With revenue from the Chumash Casino Resort located in Santa Ynez Valley, the Santa Ynez Band of Chumash Indians continue to provide cultural enrichment programs that ensure their culture remains strong within the tribe and is preserved for future generations. Like their ancestors, whose art and games were designed to teach younger children about sportsmanship and useful skills for hunting and crafts, the programs and stories told today still aim to teach children about their relationship with nature and their cultural and religious beliefs.

The first-ever recorded chief of the Chumash was female, and women within the tribe were highly regarded. This is one of the many unique things about the Chumash—being a matrilocal society, men would move in with the wife’s family after marriage—and they were very well-versed in both astronomy and ethnobotany (the study of plants and the food, medicine, shelter, dyes, fibers, oils, resins, gums, soaps, waxes, latex, tannins, and contribution to the air we breathe that they provide). By studying the stars—the North Star, Polaris, being one of the most important figures to their culture—they were able to plant and prepare for changes in the climate in correspondence with the sun

Pro-tip: Explore the integral trade networks that were developed with the Yokuts in the southern San Joaquin Valley along the Santa Maria and Cuyama rivers at La Purisima Mission State Historic Park in Santa Maria Valley. This land is where many Chumash people called home. Here, you can learn more about the Central Chumash languages which became known as ‘Purísimeño,’ their trade networks, and how they applied their study of the stars and plants to everyday life.
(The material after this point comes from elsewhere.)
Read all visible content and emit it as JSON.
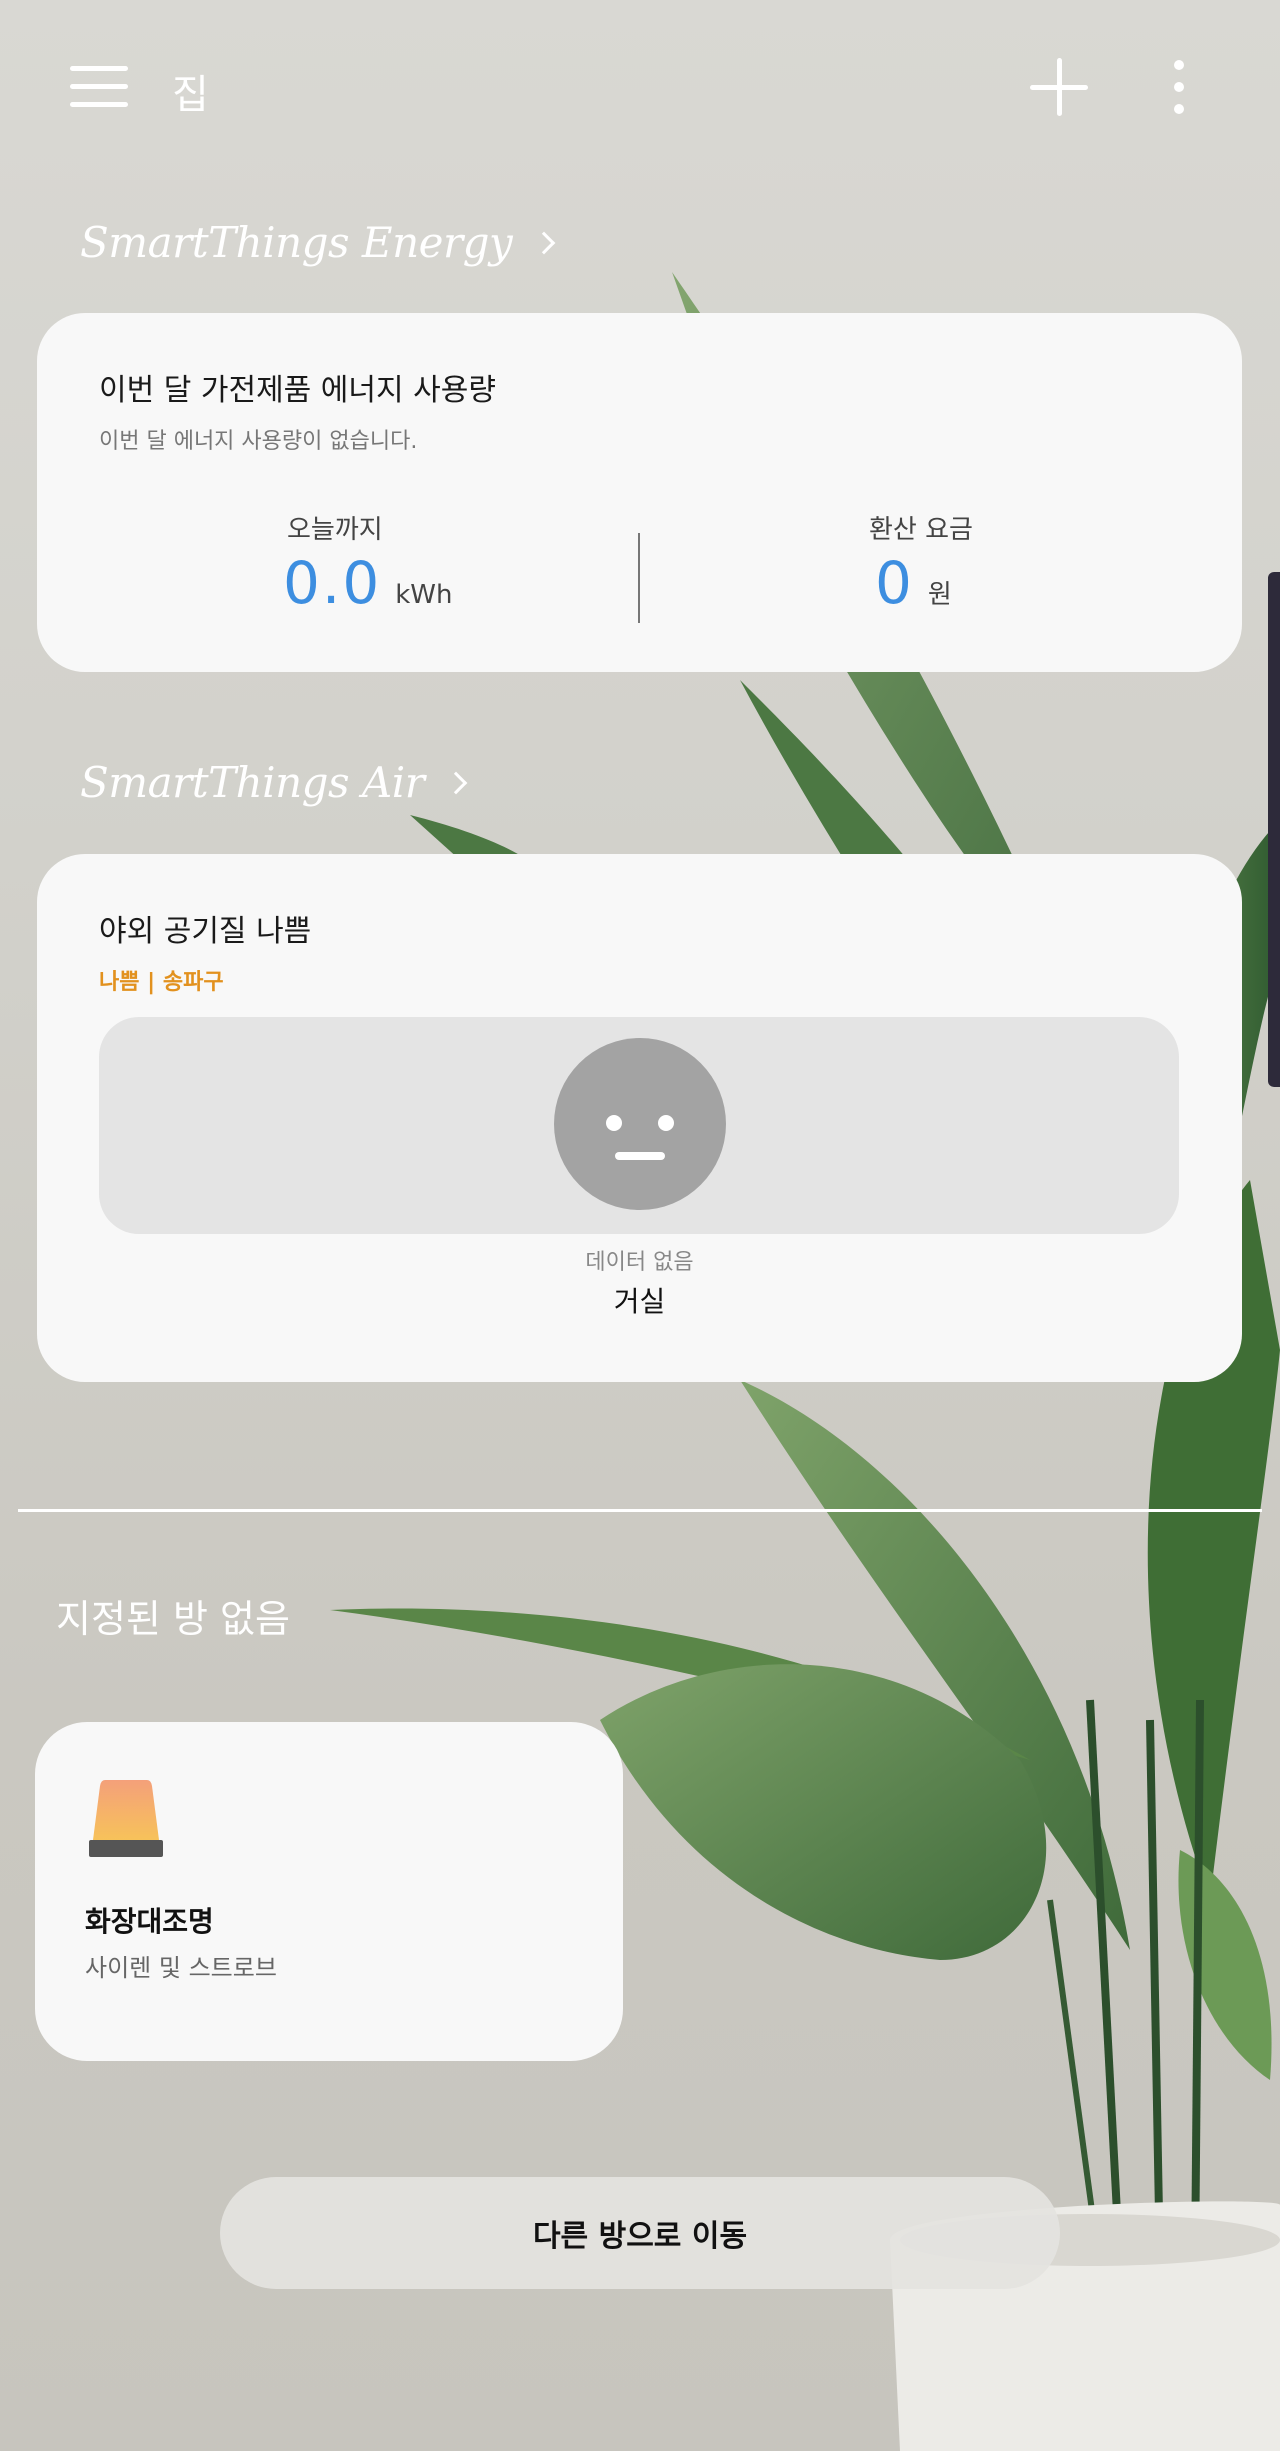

How the Chumash Shaped Santa Maria Valley

We have Chumash trade and travel routes to thank for what we know as Santa Maria Valley today. Trails that lead to salt and water used by these native peoples were used for military expeditions, tolls, and eventually became the modern Santa Maria Valley we know and love today.

Fun fact: In 2007, the Chairman of the Santa Ynez Band of Chumash Indians, Vincent Armenta, mapped the 1769 Gaspar de Portolá expedition through the region, resulting in Highway 154’s historic status and the updated title, “Chumash Highway.”

Chumash names are still used throughout the region, including Pismo, which was derived from the Chumash word for the asphaltum tar that seeps through natural fissures in the earth and sea floor. Hueneme and Malibu were also once the Chumash villages of Wene’me and Maliwu, too. Of the 21 missions along California’s Historic Mission Trail which are either on or near Highway 101, La Purisima Mission Historic State Park is the most fully restored and pays homage to the first inhabitants of California’s Central and Southern Coasts.

The Chumash’s influence on Santa Maria Valley can be seen just about everywhere you look, and we have so much to thank them for. Some of this can be found today in the artwork and paintings in the caves found in the rolling hills along the coastline. And, many cities throughout Santa Maria Valley and Santa Barbara County still use traditional Chumash names.

Their way of life and respect for the rich valley we call home is something tribal members work hard to preserve by sharing their culture and traditions throughout Santa Maria Valley and beyond.